--- DATA FOR PROCESSING ---
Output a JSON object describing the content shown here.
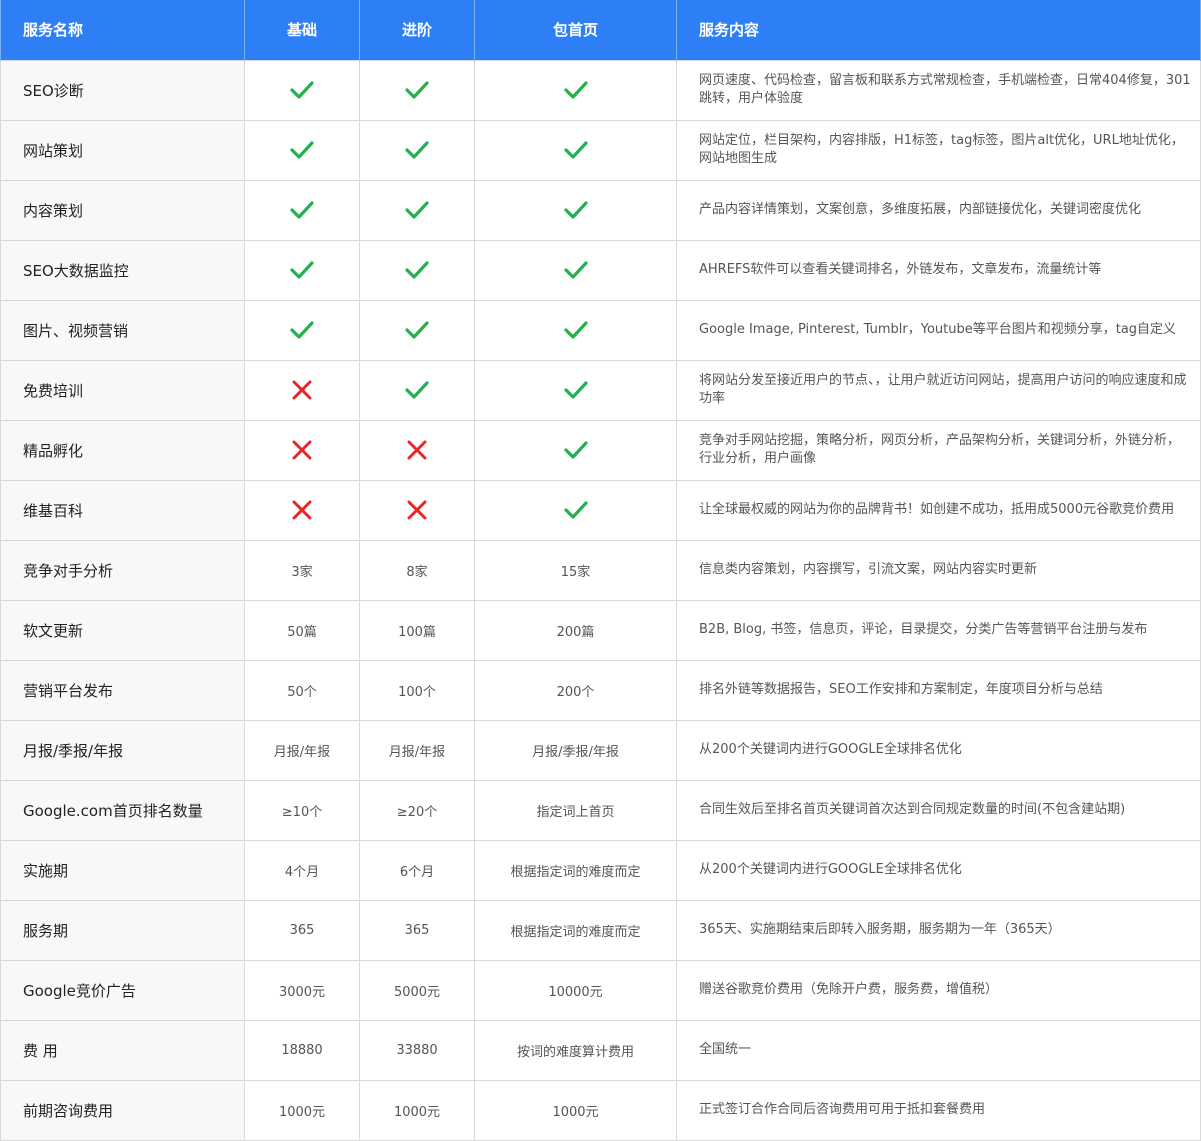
{
  "header": {
    "col_name": "服务名称",
    "col_basic": "基础",
    "col_advanced": "进阶",
    "col_homepage": "包首页",
    "col_content": "服务内容"
  },
  "colors": {
    "header_bg": "#2e7ff5",
    "check": "#22b14c",
    "cross": "#e8262a"
  },
  "rows": [
    {
      "name": "SEO诊断",
      "basic": "check",
      "advanced": "check",
      "homepage": "check",
      "desc": "网页速度、代码检查，留言板和联系方式常规检查，手机端检查，日常404修复，301跳转，用户体验度"
    },
    {
      "name": "网站策划",
      "basic": "check",
      "advanced": "check",
      "homepage": "check",
      "desc": "网站定位，栏目架构，内容排版，H1标签，tag标签，图片alt优化，URL地址优化，网站地图生成"
    },
    {
      "name": "内容策划",
      "basic": "check",
      "advanced": "check",
      "homepage": "check",
      "desc": "产品内容详情策划，文案创意，多维度拓展，内部链接优化，关键词密度优化"
    },
    {
      "name": "SEO大数据监控",
      "basic": "check",
      "advanced": "check",
      "homepage": "check",
      "desc": "AHREFS软件可以查看关键词排名，外链发布，文章发布，流量统计等"
    },
    {
      "name": "图片、视频营销",
      "basic": "check",
      "advanced": "check",
      "homepage": "check",
      "desc": "Google Image, Pinterest, Tumblr，Youtube等平台图片和视频分享，tag自定义"
    },
    {
      "name": "免费培训",
      "basic": "cross",
      "advanced": "check",
      "homepage": "check",
      "desc": "将网站分发至接近用户的节点、，让用户就近访问网站，提高用户访问的响应速度和成功率"
    },
    {
      "name": "精品孵化",
      "basic": "cross",
      "advanced": "cross",
      "homepage": "check",
      "desc": "竞争对手网站挖掘，策略分析，网页分析，产品架构分析，关键词分析，外链分析，行业分析，用户画像"
    },
    {
      "name": "维基百科",
      "basic": "cross",
      "advanced": "cross",
      "homepage": "check",
      "desc": "让全球最权威的网站为你的品牌背书！如创建不成功，抵用成5000元谷歌竞价费用"
    },
    {
      "name": "竞争对手分析",
      "basic": "3家",
      "advanced": "8家",
      "homepage": "15家",
      "desc": "信息类内容策划，内容撰写，引流文案，网站内容实时更新"
    },
    {
      "name": "软文更新",
      "basic": "50篇",
      "advanced": "100篇",
      "homepage": "200篇",
      "desc": "B2B, Blog, 书签，信息页，评论，目录提交，分类广告等营销平台注册与发布"
    },
    {
      "name": "营销平台发布",
      "basic": "50个",
      "advanced": "100个",
      "homepage": "200个",
      "desc": "排名外链等数据报告，SEO工作安排和方案制定，年度项目分析与总结"
    },
    {
      "name": "月报/季报/年报",
      "basic": "月报/年报",
      "advanced": "月报/年报",
      "homepage": "月报/季报/年报",
      "desc": "从200个关键词内进行GOOGLE全球排名优化"
    },
    {
      "name": "Google.com首页排名数量",
      "basic": "≥10个",
      "advanced": "≥20个",
      "homepage": "指定词上首页",
      "desc": "合同生效后至排名首页关键词首次达到合同规定数量的时间(不包含建站期)"
    },
    {
      "name": "实施期",
      "basic": "4个月",
      "advanced": "6个月",
      "homepage": "根据指定词的难度而定",
      "desc": "从200个关键词内进行GOOGLE全球排名优化"
    },
    {
      "name": "服务期",
      "basic": "365",
      "advanced": "365",
      "homepage": "根据指定词的难度而定",
      "desc": "365天、实施期结束后即转入服务期，服务期为一年（365天）"
    },
    {
      "name": "Google竞价广告",
      "basic": "3000元",
      "advanced": "5000元",
      "homepage": "10000元",
      "desc": "赠送谷歌竞价费用（免除开户费，服务费，增值税）"
    },
    {
      "name": "费 用",
      "basic": "18880",
      "advanced": "33880",
      "homepage": "按词的难度算计费用",
      "desc": "全国统一"
    },
    {
      "name": "前期咨询费用",
      "basic": "1000元",
      "advanced": "1000元",
      "homepage": "1000元",
      "desc": "正式签订合作合同后咨询费用可用于抵扣套餐费用"
    }
  ]
}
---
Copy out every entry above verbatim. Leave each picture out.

YOUR RESPONSE
Output a JSON object describing the content shown here.
{
  "header": {
    "col_name": "服务名称",
    "col_basic": "基础",
    "col_advanced": "进阶",
    "col_homepage": "包首页",
    "col_content": "服务内容"
  },
  "colors": {
    "header_bg": "#2e7ff5",
    "check": "#22b14c",
    "cross": "#e8262a"
  },
  "rows": [
    {
      "name": "SEO诊断",
      "basic": "check",
      "advanced": "check",
      "homepage": "check",
      "desc": "网页速度、代码检查，留言板和联系方式常规检查，手机端检查，日常404修复，301跳转，用户体验度"
    },
    {
      "name": "网站策划",
      "basic": "check",
      "advanced": "check",
      "homepage": "check",
      "desc": "网站定位，栏目架构，内容排版，H1标签，tag标签，图片alt优化，URL地址优化，网站地图生成"
    },
    {
      "name": "内容策划",
      "basic": "check",
      "advanced": "check",
      "homepage": "check",
      "desc": "产品内容详情策划，文案创意，多维度拓展，内部链接优化，关键词密度优化"
    },
    {
      "name": "SEO大数据监控",
      "basic": "check",
      "advanced": "check",
      "homepage": "check",
      "desc": "AHREFS软件可以查看关键词排名，外链发布，文章发布，流量统计等"
    },
    {
      "name": "图片、视频营销",
      "basic": "check",
      "advanced": "check",
      "homepage": "check",
      "desc": "Google Image, Pinterest, Tumblr，Youtube等平台图片和视频分享，tag自定义"
    },
    {
      "name": "免费培训",
      "basic": "cross",
      "advanced": "check",
      "homepage": "check",
      "desc": "将网站分发至接近用户的节点、，让用户就近访问网站，提高用户访问的响应速度和成功率"
    },
    {
      "name": "精品孵化",
      "basic": "cross",
      "advanced": "cross",
      "homepage": "check",
      "desc": "竞争对手网站挖掘，策略分析，网页分析，产品架构分析，关键词分析，外链分析，行业分析，用户画像"
    },
    {
      "name": "维基百科",
      "basic": "cross",
      "advanced": "cross",
      "homepage": "check",
      "desc": "让全球最权威的网站为你的品牌背书！如创建不成功，抵用成5000元谷歌竞价费用"
    },
    {
      "name": "竞争对手分析",
      "basic": "3家",
      "advanced": "8家",
      "homepage": "15家",
      "desc": "信息类内容策划，内容撰写，引流文案，网站内容实时更新"
    },
    {
      "name": "软文更新",
      "basic": "50篇",
      "advanced": "100篇",
      "homepage": "200篇",
      "desc": "B2B, Blog, 书签，信息页，评论，目录提交，分类广告等营销平台注册与发布"
    },
    {
      "name": "营销平台发布",
      "basic": "50个",
      "advanced": "100个",
      "homepage": "200个",
      "desc": "排名外链等数据报告，SEO工作安排和方案制定，年度项目分析与总结"
    },
    {
      "name": "月报/季报/年报",
      "basic": "月报/年报",
      "advanced": "月报/年报",
      "homepage": "月报/季报/年报",
      "desc": "从200个关键词内进行GOOGLE全球排名优化"
    },
    {
      "name": "Google.com首页排名数量",
      "basic": "≥10个",
      "advanced": "≥20个",
      "homepage": "指定词上首页",
      "desc": "合同生效后至排名首页关键词首次达到合同规定数量的时间(不包含建站期)"
    },
    {
      "name": "实施期",
      "basic": "4个月",
      "advanced": "6个月",
      "homepage": "根据指定词的难度而定",
      "desc": "从200个关键词内进行GOOGLE全球排名优化"
    },
    {
      "name": "服务期",
      "basic": "365",
      "advanced": "365",
      "homepage": "根据指定词的难度而定",
      "desc": "365天、实施期结束后即转入服务期，服务期为一年（365天）"
    },
    {
      "name": "Google竞价广告",
      "basic": "3000元",
      "advanced": "5000元",
      "homepage": "10000元",
      "desc": "赠送谷歌竞价费用（免除开户费，服务费，增值税）"
    },
    {
      "name": "费 用",
      "basic": "18880",
      "advanced": "33880",
      "homepage": "按词的难度算计费用",
      "desc": "全国统一"
    },
    {
      "name": "前期咨询费用",
      "basic": "1000元",
      "advanced": "1000元",
      "homepage": "1000元",
      "desc": "正式签订合作合同后咨询费用可用于抵扣套餐费用"
    }
  ]
}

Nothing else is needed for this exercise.